EXERCISE INSTRUCTIONS - Look through the listing below, find every line with the string "bottom", and copy it.

AVAILABLE DATA -
- - - - - - -
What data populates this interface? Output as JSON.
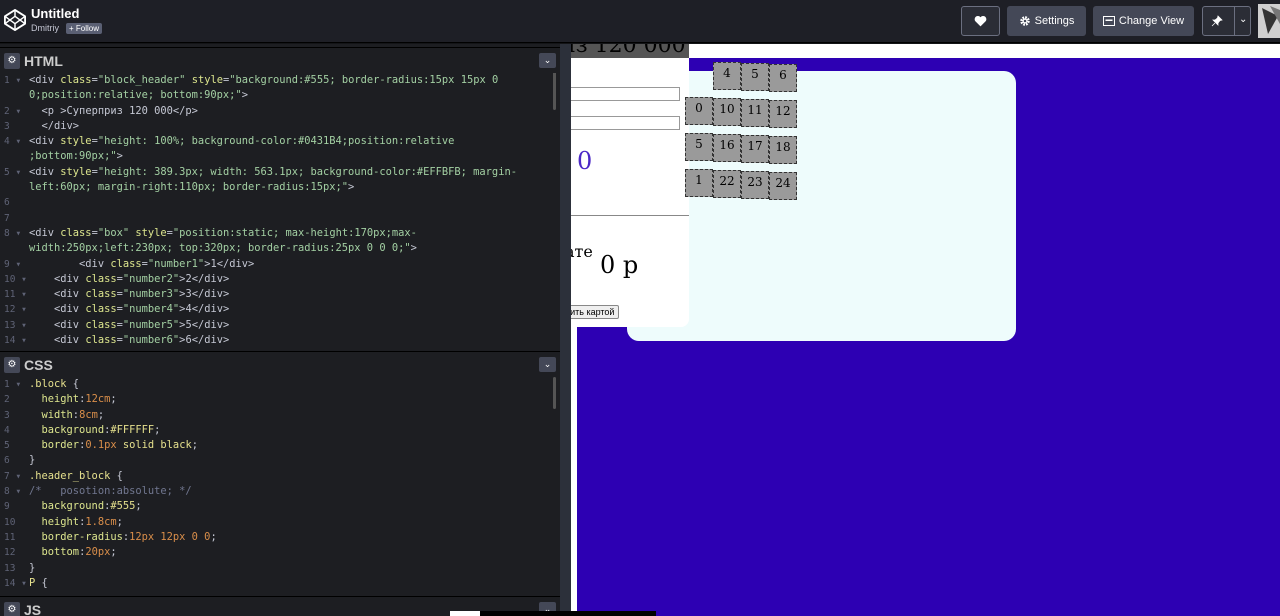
{
  "topbar": {
    "title": "Untitled",
    "author": "Dmitriy",
    "follow_label": "+ Follow",
    "settings_label": "Settings",
    "change_view_label": "Change View"
  },
  "html_pane": {
    "name": "HTML",
    "lines": [
      {
        "n": "1",
        "fold": true,
        "html": "<span class='t-tag'>&lt;div </span><span class='t-attr'>class</span>=<span class='t-str'>\"block_header\"</span> <span class='t-attr'>style</span>=<span class='t-str'>\"background:#555; border-radius:15px 15px 0</span>"
      },
      {
        "n": "",
        "fold": false,
        "html": "<span class='t-str'>0;position:relative; bottom:90px;\"</span><span class='t-tag'>&gt;</span>"
      },
      {
        "n": "2",
        "fold": true,
        "html": "  <span class='t-tag'>&lt;p &gt;</span>Суперприз 120 000<span class='t-tag'>&lt;/p&gt;</span>"
      },
      {
        "n": "3",
        "fold": false,
        "html": "  <span class='t-tag'>&lt;/div&gt;</span>"
      },
      {
        "n": "4",
        "fold": true,
        "html": "<span class='t-tag'>&lt;div </span><span class='t-attr'>style</span>=<span class='t-str'>\"height: 100%; background-color:#0431B4;position:relative</span>"
      },
      {
        "n": "",
        "fold": false,
        "html": "<span class='t-str'>;bottom:90px;\"</span><span class='t-tag'>&gt;</span>"
      },
      {
        "n": "5",
        "fold": true,
        "html": "<span class='t-tag'>&lt;div </span><span class='t-attr'>style</span>=<span class='t-str'>\"height: 389.3px; width: 563.1px; background-color:#EFFBFB; margin-</span>"
      },
      {
        "n": "",
        "fold": false,
        "html": "<span class='t-str'>left:60px; margin-right:110px; border-radius:15px;\"</span><span class='t-tag'>&gt;</span>"
      },
      {
        "n": "6",
        "fold": false,
        "html": ""
      },
      {
        "n": "7",
        "fold": false,
        "html": ""
      },
      {
        "n": "8",
        "fold": true,
        "html": "<span class='t-tag'>&lt;div </span><span class='t-attr'>class</span>=<span class='t-str'>\"box\"</span> <span class='t-attr'>style</span>=<span class='t-str'>\"position:static; max-height:170px;max-</span>"
      },
      {
        "n": "",
        "fold": false,
        "html": "<span class='t-str'>width:250px;left:230px; top:320px; border-radius:25px 0 0 0;\"</span><span class='t-tag'>&gt;</span>"
      },
      {
        "n": "9",
        "fold": true,
        "html": "        <span class='t-tag'>&lt;div </span><span class='t-attr'>class</span>=<span class='t-str'>\"number1\"</span><span class='t-tag'>&gt;</span>1<span class='t-tag'>&lt;/div&gt;</span>"
      },
      {
        "n": "10",
        "fold": true,
        "html": "    <span class='t-tag'>&lt;div </span><span class='t-attr'>class</span>=<span class='t-str'>\"number2\"</span><span class='t-tag'>&gt;</span>2<span class='t-tag'>&lt;/div&gt;</span>"
      },
      {
        "n": "11",
        "fold": true,
        "html": "    <span class='t-tag'>&lt;div </span><span class='t-attr'>class</span>=<span class='t-str'>\"number3\"</span><span class='t-tag'>&gt;</span>3<span class='t-tag'>&lt;/div&gt;</span>"
      },
      {
        "n": "12",
        "fold": true,
        "html": "    <span class='t-tag'>&lt;div </span><span class='t-attr'>class</span>=<span class='t-str'>\"number4\"</span><span class='t-tag'>&gt;</span>4<span class='t-tag'>&lt;/div&gt;</span>"
      },
      {
        "n": "13",
        "fold": true,
        "html": "    <span class='t-tag'>&lt;div </span><span class='t-attr'>class</span>=<span class='t-str'>\"number5\"</span><span class='t-tag'>&gt;</span>5<span class='t-tag'>&lt;/div&gt;</span>"
      },
      {
        "n": "14",
        "fold": true,
        "html": "    <span class='t-tag'>&lt;div </span><span class='t-attr'>class</span>=<span class='t-str'>\"number6\"</span><span class='t-tag'>&gt;</span>6<span class='t-tag'>&lt;/div&gt;</span>"
      }
    ]
  },
  "css_pane": {
    "name": "CSS",
    "lines": [
      {
        "n": "1",
        "fold": true,
        "html": "<span class='t-sel'>.block</span> {"
      },
      {
        "n": "2",
        "fold": false,
        "html": "  <span class='t-prop'>height</span>:<span class='t-num'>12cm</span>;"
      },
      {
        "n": "3",
        "fold": false,
        "html": "  <span class='t-prop'>width</span>:<span class='t-num'>8cm</span>;"
      },
      {
        "n": "4",
        "fold": false,
        "html": "  <span class='t-prop'>background</span>:<span class='t-sel'>#FFFFFF</span>;"
      },
      {
        "n": "5",
        "fold": false,
        "html": "  <span class='t-prop'>border</span>:<span class='t-num'>0.1px</span> <span class='t-sel'>solid</span> <span class='t-sel'>black</span>;"
      },
      {
        "n": "6",
        "fold": false,
        "html": "}"
      },
      {
        "n": "7",
        "fold": true,
        "html": "<span class='t-sel'>.header_block</span> {"
      },
      {
        "n": "8",
        "fold": true,
        "html": "<span class='t-cm'>/*   posotion:absolute; */</span>"
      },
      {
        "n": "9",
        "fold": false,
        "html": "  <span class='t-prop'>background</span>:<span class='t-sel'>#555</span>;"
      },
      {
        "n": "10",
        "fold": false,
        "html": "  <span class='t-prop'>height</span>:<span class='t-num'>1.8cm</span>;"
      },
      {
        "n": "11",
        "fold": false,
        "html": "  <span class='t-prop'>border-radius</span>:<span class='t-num'>12px 12px 0 0</span>;"
      },
      {
        "n": "12",
        "fold": false,
        "html": "  <span class='t-prop'>bottom</span>:<span class='t-num'>20px</span>;"
      },
      {
        "n": "13",
        "fold": false,
        "html": "}"
      },
      {
        "n": "14",
        "fold": true,
        "html": "<span class='t-sel'>P</span> {"
      }
    ]
  },
  "js_pane": {
    "name": "JS"
  },
  "preview": {
    "title_fragment": "из 120 000",
    "zero_value": "0",
    "pay_label_fragment": "ате",
    "sum_text": "0 р",
    "pay_button_fragment": "тить картой",
    "numbers": [
      "4",
      "5",
      "6",
      "0",
      "10",
      "11",
      "12",
      "5",
      "16",
      "17",
      "18",
      "1",
      "22",
      "23",
      "24"
    ]
  }
}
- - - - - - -
SOLUTION -
        "html": "<span class='t-str'>0;position:relative; bottom:90px;\"</span><span class='t-tag'>&gt;</span>"
        "html": "<span class='t-str'>;bottom:90px;\"</span><span class='t-tag'>&gt;</span>"
        "html": "  <span class='t-prop'>bottom</span>:<span class='t-num'>20px</span>;"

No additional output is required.